→ **WORK TASK**
Among the lines listed below, count those that include the string "portrait", and state only the count.

→ **TASK INPUTS**
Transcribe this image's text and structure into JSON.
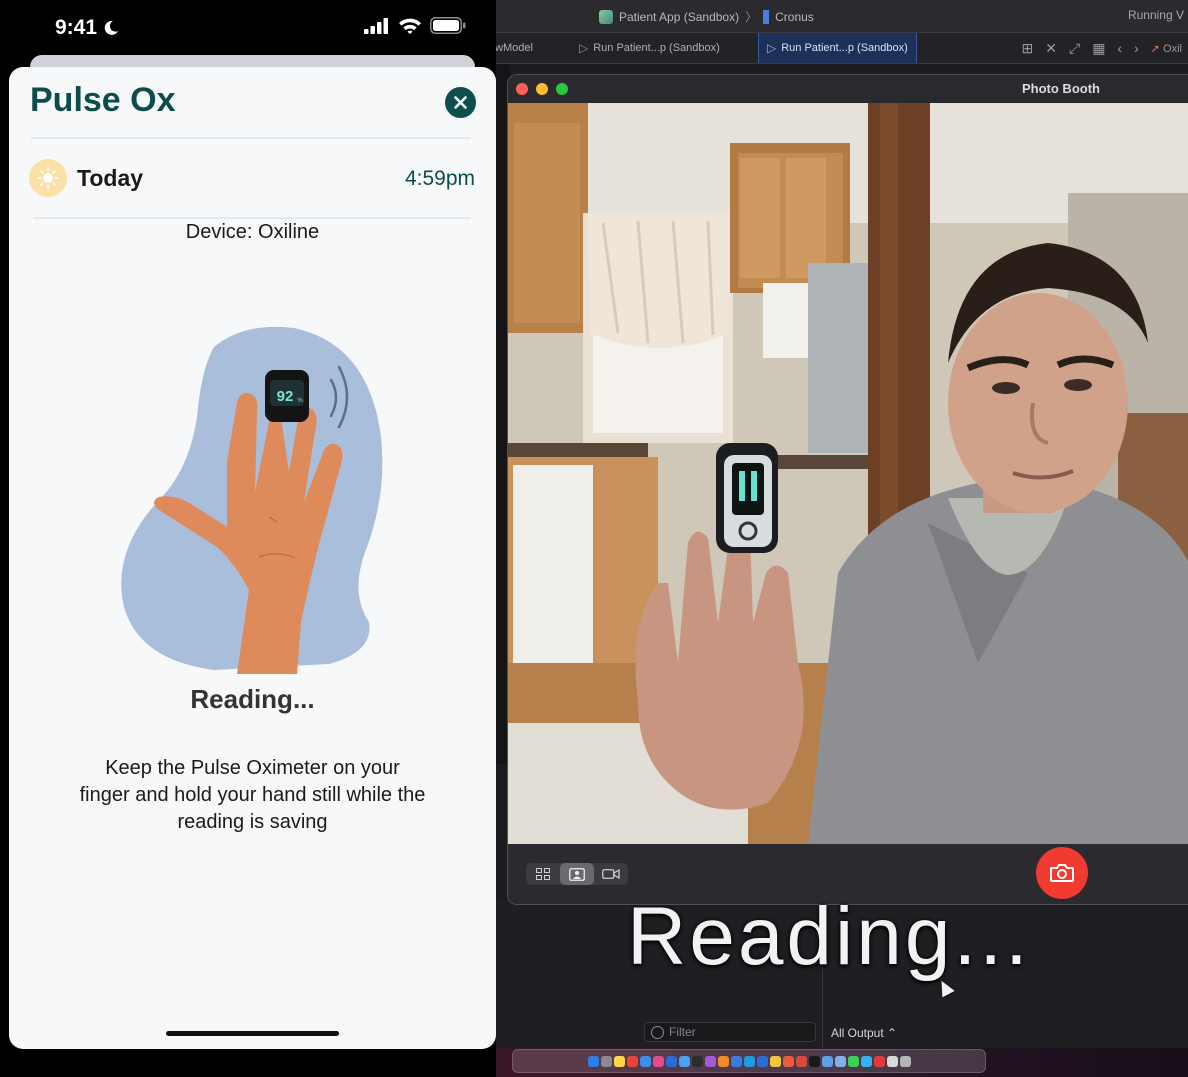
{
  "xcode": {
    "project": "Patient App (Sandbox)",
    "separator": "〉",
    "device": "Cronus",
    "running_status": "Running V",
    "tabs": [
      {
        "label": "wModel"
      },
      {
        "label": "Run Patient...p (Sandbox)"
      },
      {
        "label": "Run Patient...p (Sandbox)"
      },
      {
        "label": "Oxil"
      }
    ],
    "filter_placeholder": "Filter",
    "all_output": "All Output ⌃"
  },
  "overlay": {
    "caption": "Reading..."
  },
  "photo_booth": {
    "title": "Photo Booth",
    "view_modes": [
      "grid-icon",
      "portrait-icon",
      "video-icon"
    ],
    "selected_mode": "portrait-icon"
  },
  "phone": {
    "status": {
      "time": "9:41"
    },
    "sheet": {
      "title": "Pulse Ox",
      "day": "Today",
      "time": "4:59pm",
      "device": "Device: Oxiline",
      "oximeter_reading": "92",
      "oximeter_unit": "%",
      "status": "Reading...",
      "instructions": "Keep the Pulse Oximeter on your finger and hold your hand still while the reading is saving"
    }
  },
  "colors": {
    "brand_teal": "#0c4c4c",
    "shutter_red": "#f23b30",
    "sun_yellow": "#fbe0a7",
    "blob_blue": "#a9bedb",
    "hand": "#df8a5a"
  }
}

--

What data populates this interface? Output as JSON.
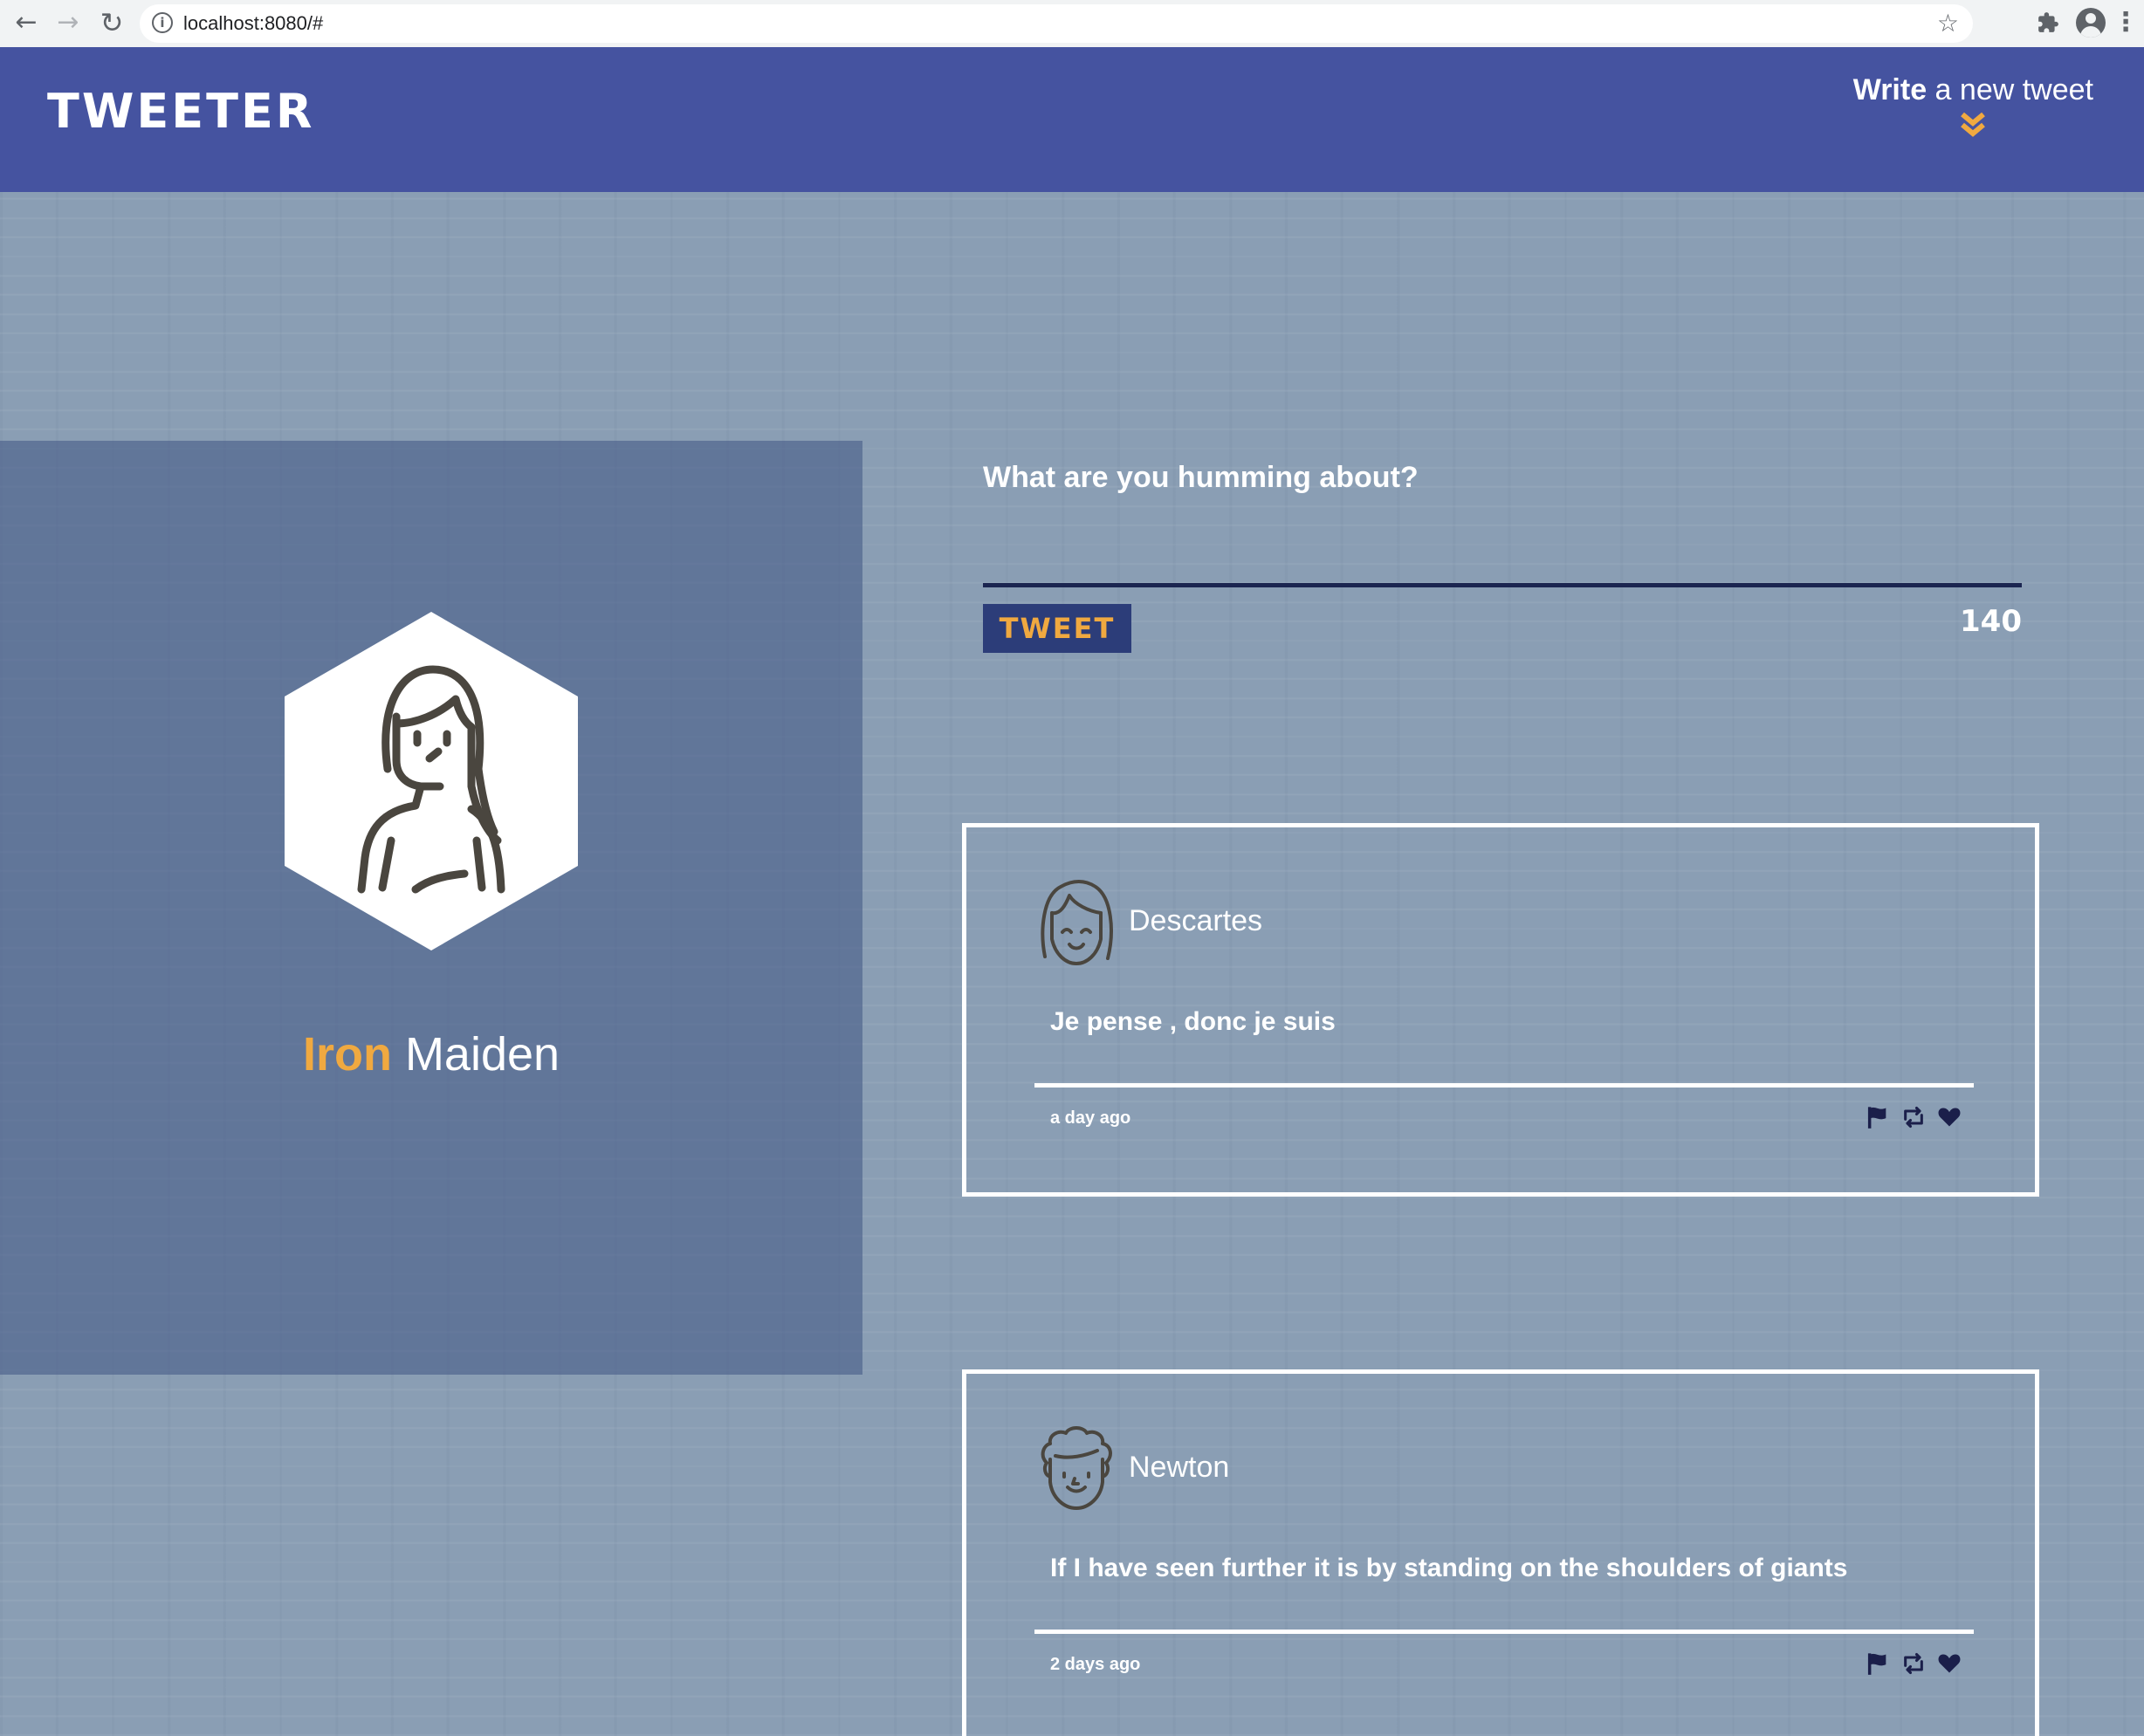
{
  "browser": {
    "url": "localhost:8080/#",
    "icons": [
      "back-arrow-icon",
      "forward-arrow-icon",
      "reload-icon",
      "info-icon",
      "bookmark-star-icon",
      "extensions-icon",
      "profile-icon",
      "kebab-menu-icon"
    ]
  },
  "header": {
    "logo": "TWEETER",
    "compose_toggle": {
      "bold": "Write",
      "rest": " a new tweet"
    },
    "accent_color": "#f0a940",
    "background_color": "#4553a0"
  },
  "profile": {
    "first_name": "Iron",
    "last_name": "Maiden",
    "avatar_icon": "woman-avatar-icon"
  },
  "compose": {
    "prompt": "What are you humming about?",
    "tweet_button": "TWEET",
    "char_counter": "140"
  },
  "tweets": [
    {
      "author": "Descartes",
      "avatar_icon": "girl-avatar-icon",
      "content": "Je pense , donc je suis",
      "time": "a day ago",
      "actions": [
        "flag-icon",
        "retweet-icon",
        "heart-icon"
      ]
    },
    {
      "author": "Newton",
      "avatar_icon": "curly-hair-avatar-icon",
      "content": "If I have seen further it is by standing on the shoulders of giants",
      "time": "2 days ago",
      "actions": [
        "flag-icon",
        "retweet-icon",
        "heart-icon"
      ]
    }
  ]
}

→ **COMPLETED EXERCISE**
2